Following the amendments to the Labour Relations Act which came into effect earlier this year, employers, employees and the legal fraternity are keeping a close eye on developments in the CCMA and Labour Courts for guidance on the practical implications thereof.
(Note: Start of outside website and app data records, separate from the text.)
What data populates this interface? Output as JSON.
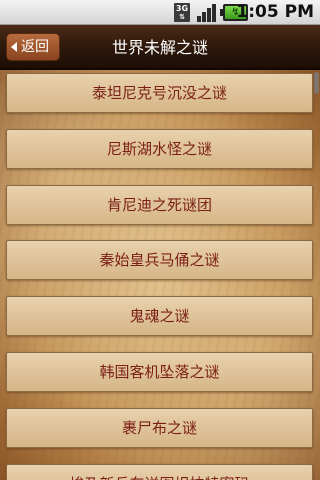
{
  "status_bar": {
    "time": "1:05 PM",
    "usb_label": "3G",
    "icons": [
      "usb-debug-icon",
      "signal-icon",
      "battery-icon"
    ]
  },
  "header": {
    "back_label": "返回",
    "title": "世界未解之谜"
  },
  "list": {
    "items": [
      "泰坦尼克号沉没之谜",
      "尼斯湖水怪之谜",
      "肯尼迪之死谜团",
      "秦始皇兵马俑之谜",
      "鬼魂之谜",
      "韩国客机坠落之谜",
      "裹尸布之谜",
      "埃及新兵车送图坦拉特密码"
    ]
  },
  "colors": {
    "item_text": "#7a1f14",
    "title_bar": "#2c170a",
    "back_button": "#a3582d"
  }
}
This year has seen one of the most controversial and eagerly anticipated post amendment cases unfold – the battle over S198A(3)(b) which provides that the client of a TES is deemed to be the employer of TES employees who earn less than the earnings threshold (currently R205 433.30 pa) and who have been placed at the client for more than 3 months.


The question which appeared to be left unanswered by the express wording of this amendment was "What happens to the employment relationship between the TES and its employees once the latter are deemed to be employed by the TES client?
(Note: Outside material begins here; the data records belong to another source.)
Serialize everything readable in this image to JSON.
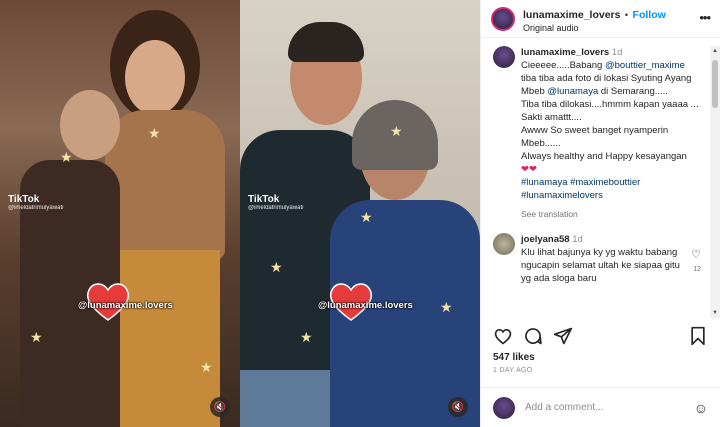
{
  "media": {
    "tiktok_label": "TikTok",
    "tiktok_handle": "@imeldatrimulyawati",
    "watermark": "@lunamaxime.lovers",
    "heart_color": "#e53b3b"
  },
  "header": {
    "username": "lunamaxime_lovers",
    "dot": "•",
    "follow_label": "Follow",
    "subtitle": "Original audio",
    "more_icon": "more-horizontal-icon"
  },
  "caption": {
    "username": "lunamaxime_lovers",
    "time": "1d",
    "line1_pre": "Cieeeee.....Babang ",
    "mention1": "@bouttier_maxime",
    "line2": " tiba tiba ada foto di lokasi Syuting Ayang Mbeb ",
    "mention2": "@lunamaya",
    "line3": " di Semarang.....",
    "line4": "Tiba tiba dilokasi....hmmm kapan yaaaa ...",
    "line5": "Sakti amattt....",
    "line6": "Awww So sweet banget nyamperin Mbeb......",
    "line7": "Always healthy and Happy kesayangan",
    "hearts": "❤❤",
    "hashtags1": "#lunamaya #maximebouttier",
    "hashtags2": "#lunamaximelovers",
    "see_translation": "See translation"
  },
  "reply": {
    "username": "joelyana58",
    "time": "1d",
    "text": "Klu lihat bajunya ky yg waktu babang ngucapin selamat ultah ke siapaa gitu yg ada sloga baru",
    "like_count": "12"
  },
  "footer": {
    "likes": "547 likes",
    "ago": "1 DAY AGO",
    "add_comment_placeholder": "Add a comment..."
  },
  "icons": [
    "heart-icon",
    "comment-icon",
    "share-icon",
    "bookmark-icon",
    "emoji-icon",
    "mute-icon"
  ]
}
In Assign Services (Pty) Ltd v Krost Shelving & Racking (Pty) Ltd & NUMSA [ECEL1652-15], the CCMA was tasked with determining this very issue.
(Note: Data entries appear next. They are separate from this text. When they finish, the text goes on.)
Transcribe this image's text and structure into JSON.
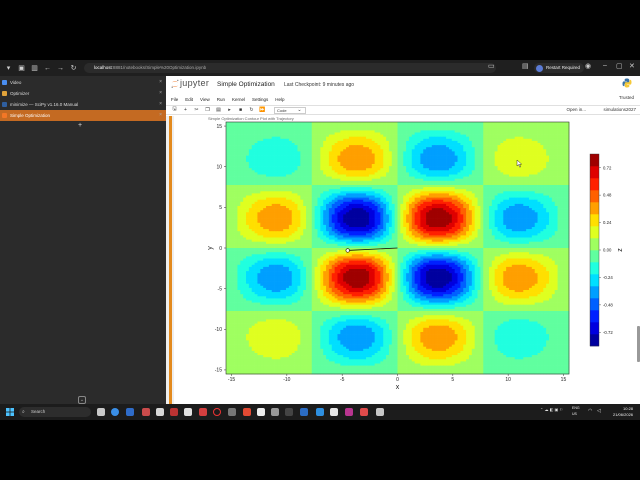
{
  "browser": {
    "url_host": "localhost",
    "url_path": ":8881/notebooks/Simple%20Optimization.ipynb",
    "profile_label": "Restart Required"
  },
  "tabs": [
    {
      "label": "Video",
      "active": false,
      "color": "#4a8ef0"
    },
    {
      "label": "Optimizer",
      "active": false,
      "color": "#e0a23a"
    },
    {
      "label": "minimize — SciPy v1.16.0 Manual",
      "active": false,
      "color": "#2f5fa0"
    },
    {
      "label": "Simple Optimization",
      "active": true,
      "color": "#f37726"
    }
  ],
  "notebook": {
    "logo": "jupyter",
    "title": "Simple Optimization",
    "checkpoint": "Last Checkpoint: 9 minutes ago",
    "trusted": "Trusted",
    "menu": [
      "File",
      "Edit",
      "View",
      "Run",
      "Kernel",
      "Settings",
      "Help"
    ],
    "cell_type": "Code",
    "open_in": "Open in...",
    "kernel": "simulations2027",
    "output_caption": "Simple Optimization Contour Plot with Trajectory"
  },
  "chart_data": {
    "type": "contour",
    "title": "",
    "xlabel": "x",
    "ylabel": "y",
    "colorbar_label": "z",
    "xlim": [
      -15.5,
      15.5
    ],
    "ylim": [
      -15.5,
      15.5
    ],
    "xticks": [
      -15,
      -10,
      -5,
      0,
      5,
      10,
      15
    ],
    "yticks": [
      -15,
      -10,
      -5,
      0,
      5,
      10,
      15
    ],
    "colorbar_ticks": [
      -0.72,
      -0.48,
      -0.24,
      0.0,
      0.24,
      0.48,
      0.72
    ],
    "colorbar_range": [
      -0.84,
      0.84
    ],
    "colormap": "jet",
    "function": "z = sin(x/2.5)·sin(y/2.5)·exp(-(x²+y²)/160)",
    "extrema": [
      {
        "x": -4,
        "y": 0,
        "z": -0.84,
        "kind": "min"
      },
      {
        "x": 4,
        "y": 0,
        "z": 0.84,
        "kind": "max"
      }
    ],
    "trajectory": {
      "x": [
        0,
        -4.5
      ],
      "y": [
        0,
        -0.3
      ]
    },
    "marker": {
      "x": -4.5,
      "y": -0.3
    }
  },
  "status": {
    "zoom_label": "Reset",
    "zoom_value": "120 %"
  },
  "taskbar": {
    "search": "Search",
    "lang_line1": "ENG",
    "lang_line2": "US",
    "time": "10:28",
    "date": "21/06/2026"
  }
}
Assign Services, the TES, held the view that the deeming provision created a "dual employment" relationship meaning that both the TES and client are the employer of the TES employees for the purposes of the LRA. The client, Krost Shelvings, argued that the deeming provision created a "sole employment" situation, meaning that the deemed employees become the employee of only the client.


While the arbitrator supported the "sole employment" approach, on review, the Labour Court found that the TES continues to be the employer of the TES employees, even after the deeming provision kicks in. The Court accordingly accepted the "dual employer" approach and overturned the award.


The Court found that there is no reason, in principle or practice, why the TES should be relieved of its statutory rights and obligations towards TES employees merely because the client acquires a parallel set of rights and obligations towards the employees.  The deeming provision accordingly does not invalidate the contract of employment between the TES and TES employees but rather adds an extra employer into the mix with an equal set of rights and obligations.


This judgment is unlikely to be the final say on the interpretation of S198A(3)(b) as it raises more  questions than it answers.  One such example being “to whom does the employee report?" We are sure to see some interesting cases making sense of the aftermath of this judgment.  Watch this space!

Author:  Qudsiyyah Majam (Employment & Labour Dept)
            (Umhlanga Office)
Tel:       031 – 566 2207